Vaccine for chaos
In the chaos of the pandemic, the recent presentation of the Nobel Prize offers the ever-continuing hope that the ingenuity of man may carry us through the direst of crises. Even though the awards ceremonies have moved online, what they represent for the future of the world remains unchanged. Even amongst the many vital advancements made by its luminaries, the work done by the World Food Programme stands the brightest, especially in these times. One of the many organisations under the banner of the UN, WFP concern is to tackle the age-old problem of hunger. In doing so, it improves the conditions for peace in areas of conflict. Thus, the organisation being presented a Nobel Peace Prize this year makes perfect sense. Indeed, in the midst of a pandemic that is threatening to ignite devastating food shortages across the world, it can be considered only natural.
While presenting the award, the Nobel Committee emphasised that hunger is a devastating tool to induce war and conflict if it is weaponised. WFP's work is helping tackle this issue at a time when some estimates say that hunger could double across the world. WFP's own research shows that there may be as many as 265 million people who reach a point of starvation within a year. As such, "Until the day we have a medical vaccine, food is the best vaccine against chaos," are the words which have been used by the Committee in its citation.
As per their own numbers, WFP helps feed around 97 million people in about 88 countries every year. An impress number but not enough to truly start turning the tide of global hunger Asas WFP itself has stated that one in every nine people worldwide don't get enough to eat.
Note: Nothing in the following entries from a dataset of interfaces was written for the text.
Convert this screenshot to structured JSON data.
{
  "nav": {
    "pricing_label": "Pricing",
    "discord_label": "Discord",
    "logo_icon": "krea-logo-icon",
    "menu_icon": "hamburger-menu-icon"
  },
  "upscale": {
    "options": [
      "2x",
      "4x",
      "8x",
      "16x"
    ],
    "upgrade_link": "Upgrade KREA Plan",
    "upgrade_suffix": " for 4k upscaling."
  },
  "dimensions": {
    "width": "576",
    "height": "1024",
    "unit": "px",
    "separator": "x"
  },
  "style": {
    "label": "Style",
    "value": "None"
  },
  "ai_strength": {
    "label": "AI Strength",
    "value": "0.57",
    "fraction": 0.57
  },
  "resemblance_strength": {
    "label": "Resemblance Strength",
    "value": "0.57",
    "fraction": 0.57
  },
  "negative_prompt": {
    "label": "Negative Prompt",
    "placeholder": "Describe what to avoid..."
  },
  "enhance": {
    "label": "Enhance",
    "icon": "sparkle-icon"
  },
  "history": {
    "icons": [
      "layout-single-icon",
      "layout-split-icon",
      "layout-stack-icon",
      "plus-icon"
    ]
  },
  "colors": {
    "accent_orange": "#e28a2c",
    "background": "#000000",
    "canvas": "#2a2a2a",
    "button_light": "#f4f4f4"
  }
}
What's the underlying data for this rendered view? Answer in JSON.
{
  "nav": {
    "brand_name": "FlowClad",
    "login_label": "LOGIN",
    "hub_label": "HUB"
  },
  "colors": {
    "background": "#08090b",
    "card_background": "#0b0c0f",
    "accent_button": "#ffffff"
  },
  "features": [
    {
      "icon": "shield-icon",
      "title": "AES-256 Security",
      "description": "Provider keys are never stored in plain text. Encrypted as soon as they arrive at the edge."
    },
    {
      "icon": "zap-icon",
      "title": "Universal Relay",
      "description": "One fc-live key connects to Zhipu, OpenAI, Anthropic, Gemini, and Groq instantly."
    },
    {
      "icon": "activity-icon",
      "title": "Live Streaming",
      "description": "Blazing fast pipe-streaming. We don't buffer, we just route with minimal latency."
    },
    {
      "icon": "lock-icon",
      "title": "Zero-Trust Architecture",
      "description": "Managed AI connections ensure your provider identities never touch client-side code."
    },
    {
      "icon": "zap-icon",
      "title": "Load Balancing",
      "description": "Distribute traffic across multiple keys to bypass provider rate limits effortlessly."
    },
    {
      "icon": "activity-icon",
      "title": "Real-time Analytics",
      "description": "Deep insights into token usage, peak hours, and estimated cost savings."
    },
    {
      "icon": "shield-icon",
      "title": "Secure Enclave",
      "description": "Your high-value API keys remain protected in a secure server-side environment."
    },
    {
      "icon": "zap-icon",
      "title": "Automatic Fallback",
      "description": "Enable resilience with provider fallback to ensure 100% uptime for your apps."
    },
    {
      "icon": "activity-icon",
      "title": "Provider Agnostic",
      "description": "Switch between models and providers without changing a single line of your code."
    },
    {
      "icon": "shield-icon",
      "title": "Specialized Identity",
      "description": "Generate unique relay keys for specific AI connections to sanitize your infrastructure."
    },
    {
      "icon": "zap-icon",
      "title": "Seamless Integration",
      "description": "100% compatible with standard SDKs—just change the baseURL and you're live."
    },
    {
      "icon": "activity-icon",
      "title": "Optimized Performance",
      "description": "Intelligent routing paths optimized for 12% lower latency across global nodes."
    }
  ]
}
And this was before the behemoth engines of the world economy screeched to a halt during the lockdown phase. While most other organisations, humanitarian or not, were shuttering operations, WFP continued undaunted. Indeed, its logistic service helped dispatch medical cargo to 120 countries across the world. With airlines shut down worldwide, the WFP was running the largest operational airline in the world during that time. It made use of its air fleet to ferry humanitarian and health workers across the world.
As both, the WFP leadership and the Nobel Committee noted, this Nobel Peace Prize should be seen as a symbol and a reminder. A symbol of what human cooperation can achieve and a reminder that little can be achieved without it. At a time when multilateralism is being attacked from all sides and the relevance of bodies like the UN is being questioned, the age-old fight against the most fundamental of issues gripping society is also at risk. And regardless of how a nation and its leadership frame the situation, it is simply not possible or efficient to go it alone. Dan Smith, Director of the Stockholm International Peace Research Institute was quoted by Reuters as saying "Hunger, like climate change, the pandemic and other issues, is a world problem that can only be properly addressed through cooperation."
As ample examples show. the issues he listed are ones where global commitments and goodwill are often completely undercut by efforts to insert nationalism into the equation. The successive failure of climate accords and now the many exclusive vaccine deals being inked worldwide are proof of this. They are proof of the fact that multilateralism as a thought process and system has not permeated deep enough into the world community even in the 21st century. Politics continue to impede the way of human progress and the combined upliftment of all of humanity is not a real priority for most nations. Regardless of whether we want it or not, climate change, global pandemics, hunger, etc., will unify humanity with indiscriminate carnage. Yes, the disadvantaged will disproportionately suffer first but the rest of the world will not emerge unscathed.
The Nobel Committee commented that the Nobel Prize being presented to the WFP is a gentle reminder to the nations of the world to not be tempted to underfund the programme in an effort to cut costs in lean times. World hunger has been on the rise since 2016 after decades of decline. Now, on the occasion of the UN turning 75 this year, the bonds of multilateralism must be strengthened to safeguard the future of the human race.